Furthermore, Afghanistan’s livestock sector has been very seriously affected. Livestock is the basic livelihood for many of the affected households, as it provides not only a source of food but an important source of income as well. Over 300,000 animals have been killed by the extreme cold and inaccessible roads have made animal feed scarce. FAO responded in February, in collaboration with the Afghan government, to dispatch 20 metric tonnes of feed to Herat. 60 tonnes of feed concentrate were also distributed to the worst-affected farmers in Bamyan Province.

WFP seeks to distribute food to about 650,000 in and around Kabul, and thousands more in remote regions before the main midyear harvest. The food aid requirement had been forecast at 100,000 tonnes of wheat, but this figure is likely underestimated with all the ill effects of the severe winter. Violence and lawlessness in some regions has impeded efforts to deliver much needed food aid to Afghans.

Lacking the oil and gas reserves that benefit other Central Asian nations and suffering from high rates of food insecurity and poverty, Uzbekistan and Kyrgyzstan have been amongst the hardest hit by the severe winter. Due to the unusual and sustained cold, the snow did not melt to refill Tajikistan’s reservoirs, leaving the state with inadequate levels of water to generate power. When Uzbekistan and Turkmenistan drastically curbed energy supplies to Tajikistan to cope with their own spikes in electricity usage, and due to Tajikistan's $7 million debt to Uzbekistan, thousands of residents were left to cope with severe rationing and in some cases, no electricity and heat at all in extreme cold conditions. Moreover, the water supply system froze, leaving thousands of families in the Tajik capital Dushanbe and other areas without safe drinking water.

It is estimated that damages to livestock and agriculture from the extreme weather conditions amount to $250 million in Tajikistan. Over 70 percent of the crops in the Mountainous Badakhshan Autonomous Region (MBAR) were destroyed as a result of precipitation, cold weather and natural disasters. 25 percent of the potato seeds and 10 percent of the saplings were also destroyed. So far, total losses to the state are estimated at $850 million while the country's annual budget revenues are only $585 million. Furthermore, water supplies and sewage systems had were significantly damaged over the winter, causing a serious threat to public health.

The situation is gradually improving with assistance arriving from neighbouring states to the disaster hit country and restrictions on energy supplies being partially lifted. However, UNOCHA is warning that aid is significantly under-funded. Only one-fourth of the necessary $25 million has been met.

While Kyrgyzstan’s power deficits were not as prolonged as Tajikistan’s, the extreme cold has intensified the effects of poverty, unemployment, and high food and energy prices. Since last fall, prices of wheat and flour have increased by 30 to 50 percent. Producing only 64 percent of the wheat it needs and 30 percent of the vegetable oil it demands, Kyrgyzstan is very dependent on food imports, particularly from Kazakhstan.
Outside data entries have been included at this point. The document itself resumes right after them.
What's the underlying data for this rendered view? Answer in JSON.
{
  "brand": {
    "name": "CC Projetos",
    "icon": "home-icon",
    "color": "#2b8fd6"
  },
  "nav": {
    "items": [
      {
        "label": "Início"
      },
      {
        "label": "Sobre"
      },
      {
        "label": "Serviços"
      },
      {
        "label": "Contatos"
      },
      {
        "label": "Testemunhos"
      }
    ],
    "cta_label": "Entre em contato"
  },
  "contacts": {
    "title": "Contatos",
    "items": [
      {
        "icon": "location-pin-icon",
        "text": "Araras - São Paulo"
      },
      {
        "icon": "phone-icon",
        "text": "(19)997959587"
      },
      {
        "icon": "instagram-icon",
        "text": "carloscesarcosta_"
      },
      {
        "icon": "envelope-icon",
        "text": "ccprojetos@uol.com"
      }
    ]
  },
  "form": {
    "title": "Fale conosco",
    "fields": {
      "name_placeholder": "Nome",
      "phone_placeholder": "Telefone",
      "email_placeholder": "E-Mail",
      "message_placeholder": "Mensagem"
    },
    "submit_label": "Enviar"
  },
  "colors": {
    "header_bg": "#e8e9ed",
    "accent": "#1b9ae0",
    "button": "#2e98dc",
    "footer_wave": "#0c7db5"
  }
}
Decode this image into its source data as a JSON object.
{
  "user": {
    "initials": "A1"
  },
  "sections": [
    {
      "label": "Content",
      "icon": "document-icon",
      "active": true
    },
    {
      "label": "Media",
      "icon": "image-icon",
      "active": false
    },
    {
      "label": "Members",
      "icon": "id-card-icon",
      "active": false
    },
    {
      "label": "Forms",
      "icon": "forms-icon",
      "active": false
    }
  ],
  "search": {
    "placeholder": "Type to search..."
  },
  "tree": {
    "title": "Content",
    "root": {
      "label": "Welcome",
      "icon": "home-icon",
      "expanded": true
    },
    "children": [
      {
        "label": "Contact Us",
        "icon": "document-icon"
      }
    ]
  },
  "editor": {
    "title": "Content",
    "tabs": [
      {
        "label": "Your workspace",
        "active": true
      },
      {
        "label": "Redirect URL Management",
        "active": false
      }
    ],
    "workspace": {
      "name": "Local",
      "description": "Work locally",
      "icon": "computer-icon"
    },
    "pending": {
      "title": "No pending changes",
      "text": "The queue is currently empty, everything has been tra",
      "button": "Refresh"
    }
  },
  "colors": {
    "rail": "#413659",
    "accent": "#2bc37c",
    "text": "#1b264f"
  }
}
Kazakhstan’s decision to raise the price of wheat this March may further destabilize Kyrgyzstan’s economy. Moreover, the prices of electricity and transport are forecast to continue rising.

With temperatures beginning to rise, destructive floods have been plaguing Central Asia. The Shardara Reservoir in Kazakhstan has been overflowing despite efforts to divert some of the water into canals leading into the neighbouring Kzyl-Orda Province, which is having its own difficulties with high water levels. Authorities are now estimating some 200,000 people from southern Kazakhstan will be evacuated temporarily before the water recedes. By February, early flooding in southern Kazakhstan had displaced 12,700 people and destroyed farmland, roads, bridges and schools.

In Tajikistan, snow levels in regions below 2,500 meters are nearly 20 percent more than normal. More than half a million Tajiks could soon face food shortages as warmer temperatures lead to intense rains, avalanches, mudflows, and floods. Uzbekistan and Afghanistan are is also on high alert, with flooding expected due to abnormally heavy rains and snowmelt.